Ameris Arthur (1906)
Aregma Fr. (1815)
Earlea Arthur (1906)
Epitea Fr. (1832)
Frommea Arthur (1917)
Lecythea Lév. (1847)
Phragmidiopsis (G.Winter) Mussat (1901)
Phragmotelium Syd. (1921)
Physonema Lév. (1847)
Teloconia Syd. (1921)
Trolliomyces Ulbr. (1938)

Phragmidium is a genus of rust fungus that typically infects plant species in the Rosaceae. It is characterised by having stalked teliospores borne on telia each having a row of four or more cells. All species have a caeoma which is a diffuse aecidium lacking a peridium.[2]

There are a number of species of 'Phragmidium most of which are restricted to one or a few host species. Examples include:

Possible the most commonly encountered is P. mucronatum found on most species of wild roses including Rosa canina and Rosa arvensis[3]

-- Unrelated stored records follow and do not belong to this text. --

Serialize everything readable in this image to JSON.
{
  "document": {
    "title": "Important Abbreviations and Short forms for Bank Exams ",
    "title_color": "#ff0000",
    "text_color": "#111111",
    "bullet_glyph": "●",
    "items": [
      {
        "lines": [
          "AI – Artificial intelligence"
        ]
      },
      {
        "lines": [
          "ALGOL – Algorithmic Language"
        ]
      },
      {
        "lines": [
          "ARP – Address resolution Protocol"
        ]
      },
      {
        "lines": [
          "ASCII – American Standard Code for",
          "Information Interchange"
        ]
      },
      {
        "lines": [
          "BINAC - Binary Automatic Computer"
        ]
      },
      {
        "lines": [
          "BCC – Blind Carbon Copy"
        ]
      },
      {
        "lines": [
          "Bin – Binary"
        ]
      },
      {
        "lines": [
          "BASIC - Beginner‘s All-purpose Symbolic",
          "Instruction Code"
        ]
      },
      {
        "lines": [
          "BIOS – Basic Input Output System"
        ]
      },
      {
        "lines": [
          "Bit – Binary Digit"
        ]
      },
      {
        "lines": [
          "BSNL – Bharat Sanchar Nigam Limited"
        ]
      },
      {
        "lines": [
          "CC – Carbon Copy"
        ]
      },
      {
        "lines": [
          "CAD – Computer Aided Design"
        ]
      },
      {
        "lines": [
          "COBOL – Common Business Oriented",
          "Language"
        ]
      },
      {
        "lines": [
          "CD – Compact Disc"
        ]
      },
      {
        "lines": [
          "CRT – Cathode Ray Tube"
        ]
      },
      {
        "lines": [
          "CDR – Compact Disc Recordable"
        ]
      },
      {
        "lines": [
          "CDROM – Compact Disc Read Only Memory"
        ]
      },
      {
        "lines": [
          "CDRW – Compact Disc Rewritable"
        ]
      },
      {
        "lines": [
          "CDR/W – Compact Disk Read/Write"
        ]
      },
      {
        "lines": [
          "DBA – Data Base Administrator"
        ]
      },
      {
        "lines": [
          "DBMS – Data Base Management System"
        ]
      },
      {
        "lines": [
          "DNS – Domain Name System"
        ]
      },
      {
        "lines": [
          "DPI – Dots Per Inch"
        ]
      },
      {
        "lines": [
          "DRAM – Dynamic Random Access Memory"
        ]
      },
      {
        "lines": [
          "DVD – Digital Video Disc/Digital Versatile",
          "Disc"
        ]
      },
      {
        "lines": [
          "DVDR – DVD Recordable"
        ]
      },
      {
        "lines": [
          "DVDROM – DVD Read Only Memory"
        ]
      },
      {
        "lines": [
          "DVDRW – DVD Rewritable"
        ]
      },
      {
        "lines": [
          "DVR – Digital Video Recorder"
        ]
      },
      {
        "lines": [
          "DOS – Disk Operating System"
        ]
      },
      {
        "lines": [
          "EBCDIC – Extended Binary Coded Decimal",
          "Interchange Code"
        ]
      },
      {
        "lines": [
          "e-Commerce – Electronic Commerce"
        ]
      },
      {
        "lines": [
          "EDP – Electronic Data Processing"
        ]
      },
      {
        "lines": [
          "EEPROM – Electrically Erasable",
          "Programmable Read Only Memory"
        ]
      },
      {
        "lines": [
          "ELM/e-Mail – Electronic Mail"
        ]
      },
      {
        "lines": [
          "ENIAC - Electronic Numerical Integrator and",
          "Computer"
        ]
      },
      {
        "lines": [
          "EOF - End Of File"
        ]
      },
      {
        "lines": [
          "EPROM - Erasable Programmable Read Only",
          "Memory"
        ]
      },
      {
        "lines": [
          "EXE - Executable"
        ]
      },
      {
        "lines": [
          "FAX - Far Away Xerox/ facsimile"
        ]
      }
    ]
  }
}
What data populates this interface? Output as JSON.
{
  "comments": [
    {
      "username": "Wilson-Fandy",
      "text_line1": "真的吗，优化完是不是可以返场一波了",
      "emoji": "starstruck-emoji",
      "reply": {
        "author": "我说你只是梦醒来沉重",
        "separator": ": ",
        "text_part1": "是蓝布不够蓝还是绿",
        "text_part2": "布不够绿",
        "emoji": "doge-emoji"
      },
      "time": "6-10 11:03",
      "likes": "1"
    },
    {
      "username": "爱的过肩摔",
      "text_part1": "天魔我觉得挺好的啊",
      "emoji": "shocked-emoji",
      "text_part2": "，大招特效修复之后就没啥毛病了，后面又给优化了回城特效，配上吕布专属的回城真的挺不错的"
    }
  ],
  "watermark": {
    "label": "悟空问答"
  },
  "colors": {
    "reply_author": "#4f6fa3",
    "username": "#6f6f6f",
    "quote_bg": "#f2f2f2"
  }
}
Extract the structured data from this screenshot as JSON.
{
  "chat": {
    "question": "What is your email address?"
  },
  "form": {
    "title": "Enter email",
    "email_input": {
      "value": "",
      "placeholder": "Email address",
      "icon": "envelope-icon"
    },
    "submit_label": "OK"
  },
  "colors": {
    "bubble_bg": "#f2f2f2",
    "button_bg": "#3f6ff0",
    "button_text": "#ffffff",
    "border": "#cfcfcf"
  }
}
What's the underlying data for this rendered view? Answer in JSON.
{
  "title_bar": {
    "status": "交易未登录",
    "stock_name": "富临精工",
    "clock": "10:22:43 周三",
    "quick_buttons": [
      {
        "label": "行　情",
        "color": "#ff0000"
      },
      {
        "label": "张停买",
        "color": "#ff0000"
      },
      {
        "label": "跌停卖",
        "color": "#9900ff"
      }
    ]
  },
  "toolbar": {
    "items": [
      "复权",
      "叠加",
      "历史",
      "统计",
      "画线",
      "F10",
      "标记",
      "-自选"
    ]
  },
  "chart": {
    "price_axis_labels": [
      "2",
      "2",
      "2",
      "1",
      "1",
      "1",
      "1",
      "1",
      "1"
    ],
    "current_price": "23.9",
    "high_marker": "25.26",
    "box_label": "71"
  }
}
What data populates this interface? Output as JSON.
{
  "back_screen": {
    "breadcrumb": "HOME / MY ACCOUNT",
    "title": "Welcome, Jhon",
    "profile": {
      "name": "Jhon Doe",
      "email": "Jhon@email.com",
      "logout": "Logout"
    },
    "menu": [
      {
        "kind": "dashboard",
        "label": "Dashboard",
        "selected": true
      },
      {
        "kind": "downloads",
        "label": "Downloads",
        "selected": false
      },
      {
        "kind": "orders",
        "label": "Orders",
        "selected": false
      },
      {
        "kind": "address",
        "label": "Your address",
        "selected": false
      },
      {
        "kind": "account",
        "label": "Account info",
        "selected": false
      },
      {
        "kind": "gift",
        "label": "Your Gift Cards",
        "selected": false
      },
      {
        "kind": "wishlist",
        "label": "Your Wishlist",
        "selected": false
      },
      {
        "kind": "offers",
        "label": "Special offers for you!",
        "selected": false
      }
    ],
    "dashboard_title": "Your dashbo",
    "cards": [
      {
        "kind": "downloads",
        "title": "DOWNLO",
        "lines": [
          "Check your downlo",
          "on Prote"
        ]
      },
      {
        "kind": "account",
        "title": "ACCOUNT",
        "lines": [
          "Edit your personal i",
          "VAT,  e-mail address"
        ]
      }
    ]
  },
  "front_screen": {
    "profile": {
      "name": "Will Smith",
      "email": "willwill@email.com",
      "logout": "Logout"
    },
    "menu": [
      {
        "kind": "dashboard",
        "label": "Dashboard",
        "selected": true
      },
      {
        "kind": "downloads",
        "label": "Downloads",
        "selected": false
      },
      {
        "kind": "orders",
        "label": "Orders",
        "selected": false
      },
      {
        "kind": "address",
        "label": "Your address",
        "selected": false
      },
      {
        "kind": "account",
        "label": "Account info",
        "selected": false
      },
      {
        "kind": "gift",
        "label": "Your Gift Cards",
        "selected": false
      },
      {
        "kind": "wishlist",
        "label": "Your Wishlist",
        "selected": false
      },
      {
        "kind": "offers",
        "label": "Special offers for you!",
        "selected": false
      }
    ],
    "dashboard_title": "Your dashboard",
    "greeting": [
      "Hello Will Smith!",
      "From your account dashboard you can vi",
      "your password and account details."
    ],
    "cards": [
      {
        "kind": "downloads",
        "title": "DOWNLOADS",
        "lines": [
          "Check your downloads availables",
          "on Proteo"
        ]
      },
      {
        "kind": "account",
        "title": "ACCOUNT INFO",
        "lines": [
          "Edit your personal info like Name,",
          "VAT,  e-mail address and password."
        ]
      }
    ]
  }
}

Pathology[edit]

Roses infected with species of Phragmidium will show a characteristic orange mass of spores and distorted growth at specific locations on the bush. The rose may be substantially weakened and lack vigour and may die. Later in the year small black spots or raised areas will be visible which are telia containing overwintering teliospores.

Prevention[edit]

Rose growers recommend the use of fungicides[4] some of which may have health implications for the gardener.[5] Many cultivated roses are now bred to have resistance to rust diseases. In wild roses, Phragmidium infections are one of a normal range of pests and diseases which are part of the normal ecological pressures affecting all species.

References[edit]

  1. ^ "Phragmidium Link 1815". MycoBank. International Mycological Association. Retrieved 2011-07-08. 
  2. ^ Fungi. Lilian E Hawker, 1966, Hutchinson University Library
  3. ^ Henderson, Douglas M. (2001). A Checklist of Rust Fungi of the British Isles. British Mycological Society. ISBN 0-9527704-4-X. 
  4. ^ "Royal Horticultural Society Rose rust". Apps.rhs.org.uk. 2011-12-22. Retrieved 2012-02-04. 
  5. ^ Fungicides: Chemistry, Environmental Impact and Health Effects, , Costa and Bezerra